The federal ridings that experienced the highest voter turnout in the 2019 Canadian election saw three-quarters of their registered electors vote, while the ridings that experienced the lowest voter turnout saw less or barely half of registered voters cast a ballot, according to preliminary data from Elections Canada.
Two Ottawa-area ridings were among those with the highest voter turnout in the federal election, while two ridings in Manitoba were at the bottom of the list, according to the early results, which Elections Canada says do not include electors who registered on election day.
Overall, the electoral agency says 65.95 per cent of registered electors across the country voted on Oct. 21, 2019, which was comparable to the turnout in 2015 (68.3 per cent).
Global News took a look at the top five ridings with the highest voter turnout nationally, as well as the five ridings that experienced the lowest turnout, and dissected those results with two experts.
University of Calgary political science professor Lisa Young underscored the list contains both some continuity and idiosyncrasies.
Top 5 ridings with highest voter turnout
Five ridings in Saskatchewan, Ontario and New Brunswick claimed the top five spots for highest voter turnout this election. They are:
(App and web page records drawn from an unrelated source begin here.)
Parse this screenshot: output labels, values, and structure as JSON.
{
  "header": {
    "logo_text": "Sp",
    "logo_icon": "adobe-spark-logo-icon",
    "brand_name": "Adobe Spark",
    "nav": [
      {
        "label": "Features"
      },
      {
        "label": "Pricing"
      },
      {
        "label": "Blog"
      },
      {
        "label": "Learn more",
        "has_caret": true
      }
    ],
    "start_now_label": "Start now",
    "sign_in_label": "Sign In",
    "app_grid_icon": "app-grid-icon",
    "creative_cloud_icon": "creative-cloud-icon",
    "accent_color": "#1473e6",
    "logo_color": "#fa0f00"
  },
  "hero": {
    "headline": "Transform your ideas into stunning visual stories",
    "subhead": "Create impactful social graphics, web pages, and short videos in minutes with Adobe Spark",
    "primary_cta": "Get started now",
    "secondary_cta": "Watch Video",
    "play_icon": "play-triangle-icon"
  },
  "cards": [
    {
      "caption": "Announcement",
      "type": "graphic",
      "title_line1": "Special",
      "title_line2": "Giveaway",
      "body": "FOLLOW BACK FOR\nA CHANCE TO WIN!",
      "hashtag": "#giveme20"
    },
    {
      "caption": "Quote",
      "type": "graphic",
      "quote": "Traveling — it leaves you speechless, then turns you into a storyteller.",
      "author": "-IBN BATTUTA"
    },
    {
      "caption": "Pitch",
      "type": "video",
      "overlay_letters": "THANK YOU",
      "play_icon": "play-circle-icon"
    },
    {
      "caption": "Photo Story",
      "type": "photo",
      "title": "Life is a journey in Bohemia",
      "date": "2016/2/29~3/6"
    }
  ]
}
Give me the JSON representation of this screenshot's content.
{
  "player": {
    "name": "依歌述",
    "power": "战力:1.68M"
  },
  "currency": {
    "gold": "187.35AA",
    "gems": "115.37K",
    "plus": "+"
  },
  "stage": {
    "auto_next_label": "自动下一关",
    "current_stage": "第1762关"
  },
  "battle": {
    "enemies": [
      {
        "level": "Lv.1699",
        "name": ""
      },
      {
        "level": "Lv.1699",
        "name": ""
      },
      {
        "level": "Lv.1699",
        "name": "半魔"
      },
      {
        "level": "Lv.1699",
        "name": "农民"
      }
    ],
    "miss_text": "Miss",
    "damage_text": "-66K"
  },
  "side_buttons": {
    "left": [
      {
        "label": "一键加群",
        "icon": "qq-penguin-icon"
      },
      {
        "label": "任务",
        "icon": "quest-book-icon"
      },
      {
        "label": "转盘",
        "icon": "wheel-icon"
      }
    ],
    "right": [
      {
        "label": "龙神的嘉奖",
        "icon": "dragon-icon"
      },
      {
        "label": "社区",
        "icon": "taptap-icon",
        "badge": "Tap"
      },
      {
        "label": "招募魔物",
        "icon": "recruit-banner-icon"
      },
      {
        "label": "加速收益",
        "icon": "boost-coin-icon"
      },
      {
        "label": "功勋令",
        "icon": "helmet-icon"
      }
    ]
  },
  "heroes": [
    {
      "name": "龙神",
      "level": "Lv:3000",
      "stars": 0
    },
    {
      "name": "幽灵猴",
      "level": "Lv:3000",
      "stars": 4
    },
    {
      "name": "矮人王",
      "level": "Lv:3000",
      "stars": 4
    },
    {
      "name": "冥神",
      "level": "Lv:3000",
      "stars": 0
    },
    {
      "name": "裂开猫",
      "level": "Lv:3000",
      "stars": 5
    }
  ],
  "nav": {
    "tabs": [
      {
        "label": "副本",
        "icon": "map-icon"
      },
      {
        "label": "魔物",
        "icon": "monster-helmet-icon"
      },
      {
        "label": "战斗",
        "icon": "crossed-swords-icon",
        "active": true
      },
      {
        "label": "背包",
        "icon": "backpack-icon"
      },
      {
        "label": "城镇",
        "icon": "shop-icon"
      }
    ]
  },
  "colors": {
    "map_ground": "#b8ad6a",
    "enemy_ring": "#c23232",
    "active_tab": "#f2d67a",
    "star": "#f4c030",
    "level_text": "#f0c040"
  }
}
- Carleton (Ontario): 77.4 per cent
- Souris—Moose Mountain (Saskatchewan): 77.3 per cent
- Beauséjour (New Brunswick): 77.2 per cent
- Carlton Trail—Eagle Creek (Saskatchewan): 76.8 per cent
- Ottawa Centre (Ontario) 76.2 per cent
Stéphanie Plante, executive director of the International Commission of Jurists Canada, said the makeup of the list didn’t surprise her, particularly the presence of two Ottawa ridings.
Generally, around the world, capital cities have “really high turnout” in elections because their residents are typically more engaged by virtue of being close to government, explained Plante, who researches and lectures on elections, voter turnout and minority populations in politics.
“They work here. They live it every day … so they’re just generally hyper-aware of elections and they’re more hyper-aware of the fallout of elections,” she said.
“They are keenly aware of where political parties stand on the issues of public service engagement and renewal and stuff like that.”
High competitiveness and close contests in a riding can also trigger high turnout, experts say. Ottawa Centre has see-sawed between electing an NDP MP and a Liberal MP and has historically seen high turnout, Young pointed out.
As for the two Saskatchewan ridings, both are traditionally Conservative territory — but neither were in danger of shedding their blue colours.
“I think we saw high turnout, even though they weren’t too competitive, because people really felt that there was a message to be sent,” Young said.
Not a single Liberal candidate was elected in Saskatchewan on Monday night.
Plante also said it’s possible an anti-Liberal sentiment motivated a large turnout at the polls in those two ridings, but historically, she argued, the province has demonstrated “really high political engagement.”
“It’s just a really engaged province and a lot of people don’t know that because they’re small.”
The fact that a longtime Regina MP and now Conservative leader had a shot at being prime minister might have also increased interest in Andrew Scheer and the Tories, Plante added.
As for Beauséjour in New Brunswick, it’s a riding that’s typically quite engaged in the political process, she suggested. The area has been represented by Liberal MP Dominic LeBlanc for nearly two decades and before that, by his father, who later was appointed Governor-General of Canada.
“They’re very proud of their political tradition in Beauséjour and that’s usually reflected in voter turnout,” Plante said.
5 ridings with lowest voter turnout nationally
Meanwhile, the territory of Nunavut and four other ridings in British Columbia, Manitoba and Quebec saw the lowest voter turnout in the election. They are:
- Richmond Centre (British Columbia): 51.9 per cent
- Winnipeg North (Manitoba): 50.1 per cent
- Nunavut: 48.4 per cent
- Churchill—Keewatinook Aski (Manitoba): 45.6 per cent
- Abitibi—Baie-James—Nunavik—Eeyou (Quebec): 44.7 per cent
The three ridings at the bottom of the list are all massive — they’re among Canada’s largest — and northern, both Young and Plante emphasized.
“Those always have challenges of transportation and being able to leave your house on time. Sometimes your polling station is 40 minutes away and it’s snowing or your car doesn’t work,” Plante said.
“It’s just proven that the longer the distance, the less you’ll be motivated to get out there.”
In addition to that, many First Nations communities prefer to participate at their band or nation level and don’t participate in Canada’s federal elections “because to them, their nation is their nation,” Plante added.
As for Richmond Centre, Plante noted the riding has one of the largest immigrant populations in Canada and it’s possible a sizeable percentage of the population wasn’t able to vote in this federal election.
To that point, Young said studies have shown there is lower turnout among citizens in elections for which they were eligible to vote for the first time.
Both Young and Plante couldn’t say definitively why voter turnout in Winnipeg North is so low.